▸ **Task objective**: Could you please find each line in the records that contains the word "everyone" and copy it?

Extracted data START

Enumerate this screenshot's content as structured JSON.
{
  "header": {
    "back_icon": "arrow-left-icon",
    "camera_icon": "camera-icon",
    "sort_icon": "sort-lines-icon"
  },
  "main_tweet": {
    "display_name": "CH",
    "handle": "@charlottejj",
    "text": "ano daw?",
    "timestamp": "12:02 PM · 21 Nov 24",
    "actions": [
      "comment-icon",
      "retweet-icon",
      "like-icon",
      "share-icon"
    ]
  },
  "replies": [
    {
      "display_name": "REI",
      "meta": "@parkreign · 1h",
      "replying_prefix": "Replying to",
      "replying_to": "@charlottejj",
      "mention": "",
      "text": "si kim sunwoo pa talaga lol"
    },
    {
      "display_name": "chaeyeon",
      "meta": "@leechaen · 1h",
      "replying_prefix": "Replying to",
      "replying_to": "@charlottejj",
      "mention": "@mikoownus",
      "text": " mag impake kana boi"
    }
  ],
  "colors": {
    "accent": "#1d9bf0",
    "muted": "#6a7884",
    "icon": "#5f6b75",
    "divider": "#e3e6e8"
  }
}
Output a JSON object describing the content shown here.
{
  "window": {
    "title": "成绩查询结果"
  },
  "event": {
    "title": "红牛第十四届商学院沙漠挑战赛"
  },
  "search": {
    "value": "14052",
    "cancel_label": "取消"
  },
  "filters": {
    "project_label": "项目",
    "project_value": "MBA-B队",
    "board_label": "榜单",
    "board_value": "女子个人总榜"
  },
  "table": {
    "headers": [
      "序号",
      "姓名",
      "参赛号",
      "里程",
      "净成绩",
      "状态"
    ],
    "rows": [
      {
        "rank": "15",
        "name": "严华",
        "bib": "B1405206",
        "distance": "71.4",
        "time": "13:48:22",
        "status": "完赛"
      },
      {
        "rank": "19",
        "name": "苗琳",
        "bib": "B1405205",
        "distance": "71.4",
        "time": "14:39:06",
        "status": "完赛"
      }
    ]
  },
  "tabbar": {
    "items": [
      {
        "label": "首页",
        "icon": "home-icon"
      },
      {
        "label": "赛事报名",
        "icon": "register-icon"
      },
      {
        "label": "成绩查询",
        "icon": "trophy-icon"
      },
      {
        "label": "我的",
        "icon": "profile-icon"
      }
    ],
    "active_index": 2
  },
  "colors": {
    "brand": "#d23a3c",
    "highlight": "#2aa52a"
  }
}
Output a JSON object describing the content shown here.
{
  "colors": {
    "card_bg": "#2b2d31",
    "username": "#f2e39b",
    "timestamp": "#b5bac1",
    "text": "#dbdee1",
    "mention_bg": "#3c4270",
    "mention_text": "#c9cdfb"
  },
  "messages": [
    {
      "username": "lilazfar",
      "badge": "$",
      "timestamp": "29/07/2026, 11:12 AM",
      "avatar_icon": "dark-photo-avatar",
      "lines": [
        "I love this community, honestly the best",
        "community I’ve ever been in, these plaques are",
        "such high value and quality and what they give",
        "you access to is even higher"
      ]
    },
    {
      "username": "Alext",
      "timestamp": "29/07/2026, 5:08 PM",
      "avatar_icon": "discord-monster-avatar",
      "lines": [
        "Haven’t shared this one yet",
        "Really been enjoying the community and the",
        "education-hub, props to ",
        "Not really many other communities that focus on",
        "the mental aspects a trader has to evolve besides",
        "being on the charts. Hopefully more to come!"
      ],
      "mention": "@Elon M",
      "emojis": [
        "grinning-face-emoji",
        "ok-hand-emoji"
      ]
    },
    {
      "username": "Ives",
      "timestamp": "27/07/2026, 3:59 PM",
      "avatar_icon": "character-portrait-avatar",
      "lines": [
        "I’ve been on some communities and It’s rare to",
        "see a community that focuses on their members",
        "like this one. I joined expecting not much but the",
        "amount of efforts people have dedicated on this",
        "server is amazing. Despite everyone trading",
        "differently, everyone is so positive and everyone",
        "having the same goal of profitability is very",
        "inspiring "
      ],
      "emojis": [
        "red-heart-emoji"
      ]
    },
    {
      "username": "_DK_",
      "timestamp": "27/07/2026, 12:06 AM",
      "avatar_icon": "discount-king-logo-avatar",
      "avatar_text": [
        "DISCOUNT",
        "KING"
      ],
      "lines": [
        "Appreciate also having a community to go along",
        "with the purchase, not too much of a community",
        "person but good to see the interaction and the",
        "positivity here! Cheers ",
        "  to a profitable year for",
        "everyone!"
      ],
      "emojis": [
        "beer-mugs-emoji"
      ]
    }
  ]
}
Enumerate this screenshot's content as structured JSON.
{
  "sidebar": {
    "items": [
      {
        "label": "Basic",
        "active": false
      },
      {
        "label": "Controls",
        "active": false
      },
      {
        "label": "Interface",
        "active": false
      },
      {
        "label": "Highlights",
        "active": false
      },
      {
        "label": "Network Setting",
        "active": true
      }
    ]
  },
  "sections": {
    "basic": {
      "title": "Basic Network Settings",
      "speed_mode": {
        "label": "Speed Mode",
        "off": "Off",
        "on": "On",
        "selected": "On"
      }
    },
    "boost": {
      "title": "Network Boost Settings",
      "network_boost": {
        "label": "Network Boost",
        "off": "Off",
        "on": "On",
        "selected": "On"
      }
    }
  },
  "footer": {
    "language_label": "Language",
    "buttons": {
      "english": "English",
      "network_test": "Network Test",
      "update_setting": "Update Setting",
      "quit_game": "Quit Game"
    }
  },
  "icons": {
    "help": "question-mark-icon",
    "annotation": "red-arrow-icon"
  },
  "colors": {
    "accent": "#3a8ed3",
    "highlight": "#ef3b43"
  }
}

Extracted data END

▸ **Solved exercise**:
        "server is amazing. Despite everyone trading",
        "differently, everyone is so positive and everyone",
        "everyone!"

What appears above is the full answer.